Her views were echoed by Plympton councillor Dr David Salter.
He said: "I would be very disappointed if this was imposed.
"I'm sure it would be contrary to the wishes of people in Plympton.
"We had a similar situation about seven years ago and I campaigned against that.
"We were successful in getting the decision reconsidered then."
Cllr Sam Leaves thinks there could be a better solution.
"I want the service to look at the whole of Devon and Somerset and identify where they've had fires and where they are likely to have fires in the future and organise the service on that basis," she said.
"They should not just make a snap decision and say 'we'll make that station retained because we need to make cuts.'
"I would like an assurance that Plympton will be fully covered."
Conservative MP for South West Devon, Gary Streeter, commended the fire service.
But he also warned that he would be closely monitoring any potential changes to the service as a result of the savings.
The MP said: "I'm confident that there will be no reduction to the service provided to my constituents.
"I think these cuts will go ahead but I'm assured it will not result in a reduction to the fire service's capacity to respond.
"The way they handled the recent flooding was magnificent.
"I think the senior fire officers have handled their budget very skilfully but I will be keeping a close eye on the situation."
Cllr Lynda Bowyer said cuts to the service had been inevitable.
"Obviously nobody likes cuts in services," she added.
"At the council we've suffered many cuts and it sometimes feels like it's never ending.

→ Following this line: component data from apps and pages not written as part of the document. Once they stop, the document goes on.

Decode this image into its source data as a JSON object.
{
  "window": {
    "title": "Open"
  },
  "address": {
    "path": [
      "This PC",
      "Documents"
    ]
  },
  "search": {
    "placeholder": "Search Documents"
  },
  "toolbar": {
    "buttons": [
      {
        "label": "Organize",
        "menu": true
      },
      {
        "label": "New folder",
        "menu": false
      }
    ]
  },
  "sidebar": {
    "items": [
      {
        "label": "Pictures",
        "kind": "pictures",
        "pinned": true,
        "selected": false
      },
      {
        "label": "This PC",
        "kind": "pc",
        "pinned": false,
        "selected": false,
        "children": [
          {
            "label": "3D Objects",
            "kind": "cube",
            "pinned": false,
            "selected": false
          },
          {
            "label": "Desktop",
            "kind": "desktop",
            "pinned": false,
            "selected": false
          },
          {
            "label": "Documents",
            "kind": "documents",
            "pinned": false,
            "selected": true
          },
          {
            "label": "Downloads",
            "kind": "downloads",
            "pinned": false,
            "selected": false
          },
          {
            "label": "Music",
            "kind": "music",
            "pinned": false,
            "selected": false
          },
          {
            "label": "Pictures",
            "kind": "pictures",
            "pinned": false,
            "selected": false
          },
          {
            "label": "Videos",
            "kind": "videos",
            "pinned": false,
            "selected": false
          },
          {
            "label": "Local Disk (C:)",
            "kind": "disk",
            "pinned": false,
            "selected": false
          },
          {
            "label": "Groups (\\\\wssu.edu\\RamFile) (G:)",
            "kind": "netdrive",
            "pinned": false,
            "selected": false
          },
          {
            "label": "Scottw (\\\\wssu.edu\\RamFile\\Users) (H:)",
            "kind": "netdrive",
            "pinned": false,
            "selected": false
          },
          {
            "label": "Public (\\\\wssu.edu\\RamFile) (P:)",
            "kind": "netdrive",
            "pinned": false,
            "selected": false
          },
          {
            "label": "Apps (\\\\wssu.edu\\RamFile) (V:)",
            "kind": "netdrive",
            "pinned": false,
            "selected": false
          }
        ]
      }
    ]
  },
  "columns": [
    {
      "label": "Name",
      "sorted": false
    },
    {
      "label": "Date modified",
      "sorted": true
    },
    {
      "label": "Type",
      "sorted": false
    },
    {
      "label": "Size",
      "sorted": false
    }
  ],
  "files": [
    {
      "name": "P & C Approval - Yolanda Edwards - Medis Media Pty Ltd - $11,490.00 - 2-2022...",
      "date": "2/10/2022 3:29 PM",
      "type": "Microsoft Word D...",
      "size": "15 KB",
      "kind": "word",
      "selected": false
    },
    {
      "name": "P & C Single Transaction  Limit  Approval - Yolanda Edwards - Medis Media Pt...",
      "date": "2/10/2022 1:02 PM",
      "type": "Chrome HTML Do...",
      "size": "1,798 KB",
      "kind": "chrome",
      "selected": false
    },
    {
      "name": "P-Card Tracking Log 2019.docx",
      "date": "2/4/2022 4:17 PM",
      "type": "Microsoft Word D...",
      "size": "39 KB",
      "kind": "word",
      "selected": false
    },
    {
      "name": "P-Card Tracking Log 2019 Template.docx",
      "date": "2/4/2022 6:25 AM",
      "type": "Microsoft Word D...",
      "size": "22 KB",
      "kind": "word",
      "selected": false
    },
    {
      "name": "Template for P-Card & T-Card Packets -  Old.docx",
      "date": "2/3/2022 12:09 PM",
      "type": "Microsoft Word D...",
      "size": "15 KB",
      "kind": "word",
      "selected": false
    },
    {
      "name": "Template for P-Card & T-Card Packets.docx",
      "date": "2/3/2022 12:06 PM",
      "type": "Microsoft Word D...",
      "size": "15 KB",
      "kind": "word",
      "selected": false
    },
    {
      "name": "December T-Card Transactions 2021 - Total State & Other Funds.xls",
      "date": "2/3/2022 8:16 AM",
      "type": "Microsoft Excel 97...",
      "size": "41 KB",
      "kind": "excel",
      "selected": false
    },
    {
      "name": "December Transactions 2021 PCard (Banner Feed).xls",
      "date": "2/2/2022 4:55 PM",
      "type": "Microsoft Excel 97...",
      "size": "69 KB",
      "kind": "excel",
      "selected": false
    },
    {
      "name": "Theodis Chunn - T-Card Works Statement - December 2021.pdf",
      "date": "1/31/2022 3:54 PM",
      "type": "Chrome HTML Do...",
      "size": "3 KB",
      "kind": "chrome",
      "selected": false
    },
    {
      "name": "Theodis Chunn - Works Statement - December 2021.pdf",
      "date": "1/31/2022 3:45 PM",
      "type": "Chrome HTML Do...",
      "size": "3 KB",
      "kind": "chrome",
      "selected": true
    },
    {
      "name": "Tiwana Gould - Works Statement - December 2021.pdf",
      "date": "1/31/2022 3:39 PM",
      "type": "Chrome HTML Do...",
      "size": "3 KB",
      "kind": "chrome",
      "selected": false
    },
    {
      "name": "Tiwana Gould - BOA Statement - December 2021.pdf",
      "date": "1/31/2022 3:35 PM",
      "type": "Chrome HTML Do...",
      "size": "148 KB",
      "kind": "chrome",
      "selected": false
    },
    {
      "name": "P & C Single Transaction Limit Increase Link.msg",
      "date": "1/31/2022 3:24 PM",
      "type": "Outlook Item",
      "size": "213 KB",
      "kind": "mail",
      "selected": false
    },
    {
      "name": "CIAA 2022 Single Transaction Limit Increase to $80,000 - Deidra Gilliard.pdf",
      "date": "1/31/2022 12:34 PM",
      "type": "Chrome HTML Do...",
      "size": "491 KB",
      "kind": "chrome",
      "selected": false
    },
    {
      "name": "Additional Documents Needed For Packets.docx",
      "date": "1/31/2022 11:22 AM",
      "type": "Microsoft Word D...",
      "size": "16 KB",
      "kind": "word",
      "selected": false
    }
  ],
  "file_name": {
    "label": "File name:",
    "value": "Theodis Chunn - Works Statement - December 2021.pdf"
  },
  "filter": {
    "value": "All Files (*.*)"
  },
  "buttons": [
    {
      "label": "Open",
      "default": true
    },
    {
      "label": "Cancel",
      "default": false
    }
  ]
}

"Our firefighters are very professional people.
"It's a pity, but I am told there will be no reduction in public safety."
And Cllr Martin Leaves, who sits on Devon and Somerset Fire and Rescue Authority, insisted potential changes would make for a better service.
He told The Herald: "We want to provide a better service with better equipment.
"Some stations hardly get a call out, so it's costing around £40,000 per call.
"We are investing in the service, such as in the new appliance at Greenbank which is smaller and more efficient but cheaper.
"Nothing has been cast in stone yet."